Rwanda becomes the third country in Africa to launch the campaign which seeks to raise awareness on the nature of organised crime with the ultimate goal of driving a cross-border response to support the global police community in making the world a safer place.
The event, which coincided with the beginning of the 16 Days of Activism on ending violence against women and girls, was inaugurated under the theme: “Turn back crime against women and girls”, the synergy of African security organs.”
The exercise, which started with a ‘Walk to end Violence against Women and Girls’, also marked the end of the two-day Kigali International Conference Declaration (KICD) Annual General Assembly on the role of security organs in eliminating violence against women and girls, in which participants from 40 African countries took part.
Speaking at the launch, Alison Bernard, the Interpol communications officer, noted that fighting gender violence required concerted effort.
“We will not defeat gender-based violence unless we mobilise the whole society,” Alison noted.
“Prevention is what Interpol’s ‘Turn Back Crime’ is about. It is about enabling everyone to take necessary steps to understand crime and stay away from it,” she added.
“This campaign is about empowering each one of you to help prevent crime. It is about you, your family, business and the community,” she observed.

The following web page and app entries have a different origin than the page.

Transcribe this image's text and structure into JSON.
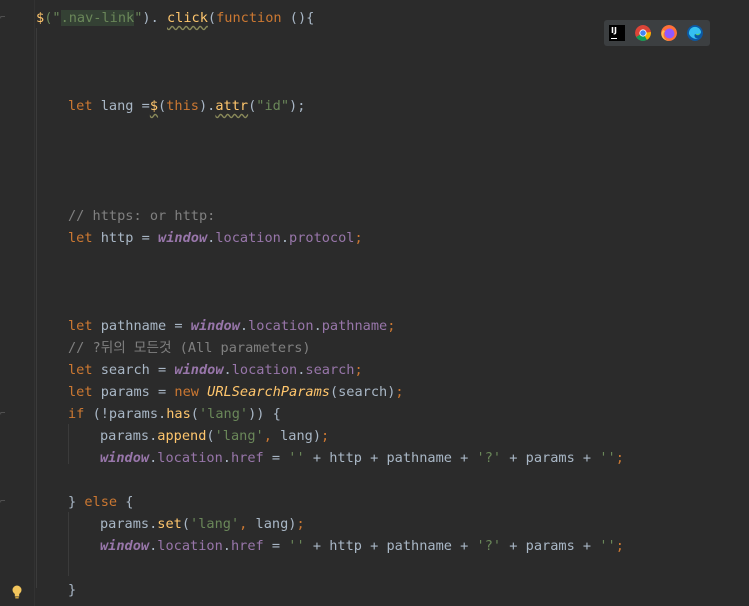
{
  "editor": {
    "lines": [
      {
        "id": "l1",
        "tokens": [
          [
            "fn",
            "$"
          ],
          [
            "str",
            "(\""
          ],
          [
            "sel-hl str",
            ".nav-link"
          ],
          [
            "str",
            "\""
          ],
          [
            "",
            "). "
          ],
          [
            "fn squig",
            "click"
          ],
          [
            "",
            "("
          ],
          [
            "kw",
            "function"
          ],
          [
            "",
            " (){"
          ]
        ]
      },
      {
        "id": "l2",
        "tokens": [
          [
            "kw",
            "let "
          ],
          [
            "",
            "lang ="
          ],
          [
            "fn squig",
            "$"
          ],
          [
            "",
            "("
          ],
          [
            "kw",
            "this"
          ],
          [
            "",
            ")."
          ],
          [
            "fn squig",
            "attr"
          ],
          [
            "",
            "("
          ],
          [
            "str",
            "\"id\""
          ],
          [
            "",
            ");"
          ]
        ]
      },
      {
        "id": "l3",
        "tokens": [
          [
            "cm",
            "// https: or http:"
          ]
        ]
      },
      {
        "id": "l4",
        "tokens": [
          [
            "kw",
            "let "
          ],
          [
            "",
            "http = "
          ],
          [
            "gv",
            "window"
          ],
          [
            "",
            "."
          ],
          [
            "prop",
            "location"
          ],
          [
            "",
            "."
          ],
          [
            "prop",
            "protocol"
          ],
          [
            "kw",
            ";"
          ]
        ]
      },
      {
        "id": "l5",
        "tokens": [
          [
            "kw",
            "let "
          ],
          [
            "",
            "pathname = "
          ],
          [
            "gv",
            "window"
          ],
          [
            "",
            "."
          ],
          [
            "prop",
            "location"
          ],
          [
            "",
            "."
          ],
          [
            "prop",
            "pathname"
          ],
          [
            "kw",
            ";"
          ]
        ]
      },
      {
        "id": "l6",
        "tokens": [
          [
            "cm",
            "// ?뒤의 모든것 (All parameters)"
          ]
        ]
      },
      {
        "id": "l7",
        "tokens": [
          [
            "kw",
            "let "
          ],
          [
            "",
            "search = "
          ],
          [
            "gv",
            "window"
          ],
          [
            "",
            "."
          ],
          [
            "prop",
            "location"
          ],
          [
            "",
            "."
          ],
          [
            "prop",
            "search"
          ],
          [
            "kw",
            ";"
          ]
        ]
      },
      {
        "id": "l8",
        "tokens": [
          [
            "kw",
            "let "
          ],
          [
            "",
            "params = "
          ],
          [
            "kw",
            "new "
          ],
          [
            "cls",
            "URLSearchParams"
          ],
          [
            "",
            "(search)"
          ],
          [
            "kw",
            ";"
          ]
        ]
      },
      {
        "id": "l9",
        "tokens": [
          [
            "kw",
            "if "
          ],
          [
            "",
            "(!params."
          ],
          [
            "fn",
            "has"
          ],
          [
            "",
            "("
          ],
          [
            "str",
            "'lang'"
          ],
          [
            "",
            ")) {"
          ]
        ]
      },
      {
        "id": "l10",
        "tokens": [
          [
            "",
            "params."
          ],
          [
            "fn",
            "append"
          ],
          [
            "",
            "("
          ],
          [
            "str",
            "'lang'"
          ],
          [
            "kw",
            ", "
          ],
          [
            "",
            "lang)"
          ],
          [
            "kw",
            ";"
          ]
        ]
      },
      {
        "id": "l11",
        "tokens": [
          [
            "gv",
            "window"
          ],
          [
            "",
            "."
          ],
          [
            "prop",
            "location"
          ],
          [
            "",
            "."
          ],
          [
            "prop",
            "href"
          ],
          [
            "",
            " = "
          ],
          [
            "str",
            "''"
          ],
          [
            "",
            " + http + pathname + "
          ],
          [
            "str",
            "'?'"
          ],
          [
            "",
            " + params + "
          ],
          [
            "str",
            "''"
          ],
          [
            "kw",
            ";"
          ]
        ]
      },
      {
        "id": "l12",
        "tokens": [
          [
            "",
            "} "
          ],
          [
            "kw",
            "else "
          ],
          [
            "",
            "{"
          ]
        ]
      },
      {
        "id": "l13",
        "tokens": [
          [
            "",
            "params."
          ],
          [
            "fn",
            "set"
          ],
          [
            "",
            "("
          ],
          [
            "str",
            "'lang'"
          ],
          [
            "kw",
            ", "
          ],
          [
            "",
            "lang)"
          ],
          [
            "kw",
            ";"
          ]
        ]
      },
      {
        "id": "l14",
        "tokens": [
          [
            "gv",
            "window"
          ],
          [
            "",
            "."
          ],
          [
            "prop",
            "location"
          ],
          [
            "",
            "."
          ],
          [
            "prop",
            "href"
          ],
          [
            "",
            " = "
          ],
          [
            "str",
            "''"
          ],
          [
            "",
            " + http + pathname + "
          ],
          [
            "str",
            "'?'"
          ],
          [
            "",
            " + params + "
          ],
          [
            "str",
            "''"
          ],
          [
            "kw",
            ";"
          ]
        ]
      },
      {
        "id": "l15",
        "tokens": [
          [
            "",
            "}"
          ]
        ]
      }
    ]
  },
  "browser_bar": {
    "ij_label": "IJ",
    "icons": [
      "intellij-icon",
      "chrome-icon",
      "firefox-icon",
      "edge-icon"
    ]
  },
  "colors": {
    "background": "#2b2b2b",
    "keyword": "#cc7832",
    "string": "#6a8759",
    "comment": "#808080",
    "global": "#9876aa",
    "function": "#ffc66d",
    "text": "#a9b7c6"
  }
}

Assistant Commissioner of Police Damas Gatare, the Commissioner for Community Policing, noted that modern day slavery is an emerging crime in Rwanda, with many victims trafficked to Europe, Asia and Malaysia for sexual and other exploitative activities.
Latest statistics indicate that at least 80 per cent of victims of human trafficking are women and girls while 70 per cent of them end up becoming victims of sexual harassment.
He, however, said the government had enacted policies and set up rehabilitation centres as a response to both GBV and trafficking in persons.
Rwanda, in most cases, is used as a transit route for traffickers and Rwanda National Police has since 2009 rescued 153 people including 64 Bangladeshi and Ugandans who were being trafficked to other countries through Rwanda.
Police spokesperson Chief Supt. Celestin Twahirwa said the Force will take the awareness campaign down to the grassroots to further sensitise the public on their role in preventing crime and GBV in particular while seeking intervention from Isange One-Stop centres currently being scaled up to all district hospitals across the country.